There’s nothing like waking up in the morning with the thrill of anticipation. Sometimes it’s for something you know is going to happen — maybe you’re leaving on vacation for a few days. Sometimes it’s for something that you think might happen — you’re pretty sure that this is the day you’re getting promoted. Either way, that sheer sense of excitement is unparalleled. Even if the state of things right now isn’t so good, at least it’ll be fine really soon!
Most Fridays are like that. The world’s most dreadful day at work could be on tap and the thought of the impending weekend will get us through that. A little more than a month ago, one Friday was a little more special than most. Many Mariner fans woke up with the knowledge that, any minute now, they could be opening an early Christmas present in the form of a free agent from Japan.
We refreshed Twitter. Again. And again. Probably about twice per minute, on average. It was 9:30 AM — nothing. 10:00 AM, still nothing. Finally, sometime around 11:00 AM, when our phones were somehow at 10% battery:
Shock, disbelief, anger, and grief, all at once. Really? There had to be some way this was a mistake. There was no official press release, after all. So we kept refreshing. And then this showed up. And I didn’t know whether to laugh or cry.
Getting Mike Morin was like finally working up the courage to ask your boss for the promotion, and instead he says you get to stick your hand in the “Treasure Box” he keeps above his desk, and you pull out a coupon for 50% off a yoga class at a studio 11 miles away from your house.
It’s not fair to Mike Morin that, to Mariner fans, he will be forever associated with Shohei Ohtani. He never asked to be the crappy stocking stuffer that nobody really wanted. He just wanted a job. But boy, is he a crappy stocking stuffer.
Morin, 26, boasts a three pitch arsenal consisting of a 91 MPH fastball, a slider, and his most interesting pitch, a changeup. His changeup is notable for sitting a 72 MPH, nearly a full 20 MPH slower than his fastball. It’s a drastic difference, and one of the largest in baseball, as this Fangraphs piece outlines.
Unfortunately, that difference hasn’t translated into much success. Morin hasn’t broken 0.6 fWAR in any of his four MLB seasons and has been waived twice in the past year. He doesn’t strike a lot of people out. He doesn’t walk a lot of people, but his batted ball profiles don’t really make up for the lack of strikeouts. He’s just kinda meh. Learning about him and spending time on him has left a somewhat chalky taste in my mouth, like I just ate one of these.
If there is interest to be salvaged, it’s in the fact that Dipoto is familiar with Morin from their overlapping tenures with the Angels.

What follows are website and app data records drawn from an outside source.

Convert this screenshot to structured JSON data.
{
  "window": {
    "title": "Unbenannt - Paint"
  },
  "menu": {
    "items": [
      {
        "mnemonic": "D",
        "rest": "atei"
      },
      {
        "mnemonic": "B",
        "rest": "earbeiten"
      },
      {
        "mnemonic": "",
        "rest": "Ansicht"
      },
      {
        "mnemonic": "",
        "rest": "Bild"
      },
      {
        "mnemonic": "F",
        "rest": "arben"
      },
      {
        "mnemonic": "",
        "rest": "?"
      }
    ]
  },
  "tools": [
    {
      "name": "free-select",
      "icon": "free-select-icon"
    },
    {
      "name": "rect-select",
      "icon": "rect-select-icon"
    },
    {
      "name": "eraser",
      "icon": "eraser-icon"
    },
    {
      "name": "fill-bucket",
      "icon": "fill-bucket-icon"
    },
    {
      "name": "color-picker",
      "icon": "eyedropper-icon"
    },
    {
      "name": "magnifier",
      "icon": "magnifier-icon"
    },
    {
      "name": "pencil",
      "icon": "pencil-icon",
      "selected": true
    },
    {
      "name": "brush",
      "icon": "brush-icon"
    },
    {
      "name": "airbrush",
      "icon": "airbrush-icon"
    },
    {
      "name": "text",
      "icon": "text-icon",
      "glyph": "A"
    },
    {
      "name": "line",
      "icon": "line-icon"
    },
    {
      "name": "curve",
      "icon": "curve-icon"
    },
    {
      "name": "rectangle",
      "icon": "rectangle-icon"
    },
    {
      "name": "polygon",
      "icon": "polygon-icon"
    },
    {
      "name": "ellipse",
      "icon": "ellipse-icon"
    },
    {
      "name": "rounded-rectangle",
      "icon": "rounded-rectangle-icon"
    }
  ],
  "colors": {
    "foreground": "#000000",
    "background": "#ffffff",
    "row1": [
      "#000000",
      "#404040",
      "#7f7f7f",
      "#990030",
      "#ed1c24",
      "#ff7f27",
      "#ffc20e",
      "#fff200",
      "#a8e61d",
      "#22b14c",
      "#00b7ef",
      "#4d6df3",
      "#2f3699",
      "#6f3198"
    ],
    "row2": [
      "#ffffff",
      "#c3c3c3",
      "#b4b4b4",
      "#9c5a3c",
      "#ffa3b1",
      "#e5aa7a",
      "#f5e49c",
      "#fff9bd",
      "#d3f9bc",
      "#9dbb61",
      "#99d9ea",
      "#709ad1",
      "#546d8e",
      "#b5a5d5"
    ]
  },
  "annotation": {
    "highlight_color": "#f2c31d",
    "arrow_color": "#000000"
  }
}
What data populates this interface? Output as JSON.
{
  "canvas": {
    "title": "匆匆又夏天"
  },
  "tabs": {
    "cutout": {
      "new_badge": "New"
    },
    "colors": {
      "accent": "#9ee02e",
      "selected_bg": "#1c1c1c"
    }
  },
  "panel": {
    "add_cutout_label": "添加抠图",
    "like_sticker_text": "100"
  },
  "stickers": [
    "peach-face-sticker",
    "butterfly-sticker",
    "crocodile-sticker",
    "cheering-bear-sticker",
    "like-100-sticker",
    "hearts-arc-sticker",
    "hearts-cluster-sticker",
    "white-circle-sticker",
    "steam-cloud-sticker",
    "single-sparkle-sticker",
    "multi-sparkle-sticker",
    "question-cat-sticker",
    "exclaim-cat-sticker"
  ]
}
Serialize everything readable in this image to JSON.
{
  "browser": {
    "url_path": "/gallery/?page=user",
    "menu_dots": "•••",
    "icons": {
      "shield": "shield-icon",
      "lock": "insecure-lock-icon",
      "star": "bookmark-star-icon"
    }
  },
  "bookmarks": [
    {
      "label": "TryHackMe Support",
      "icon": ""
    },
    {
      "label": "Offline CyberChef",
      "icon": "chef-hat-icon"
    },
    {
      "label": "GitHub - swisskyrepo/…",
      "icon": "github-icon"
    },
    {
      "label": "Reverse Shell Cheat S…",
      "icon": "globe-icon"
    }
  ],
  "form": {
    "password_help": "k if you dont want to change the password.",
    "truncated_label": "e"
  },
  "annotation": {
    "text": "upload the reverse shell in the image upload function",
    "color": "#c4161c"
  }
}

It’s possible that Dipoto thinks there’s an easily-correctable mechanical flaw in Morin’s delivery, or that he can take advantage of some obscure peripheral statistic for which he’s an outlier. Those both seem like long shots at best.
When it comes down to it, Morin is a pile guy. He’ll enter camp in a roster spot battle with the likes of Dan Altavilla, James Pazos, and Tony Zych, among others. Relievers are volatile — maybe this will be a career year for Morin. The M’s are already relying on a lot to go right, so banking on that seems like asking for (even more) trouble.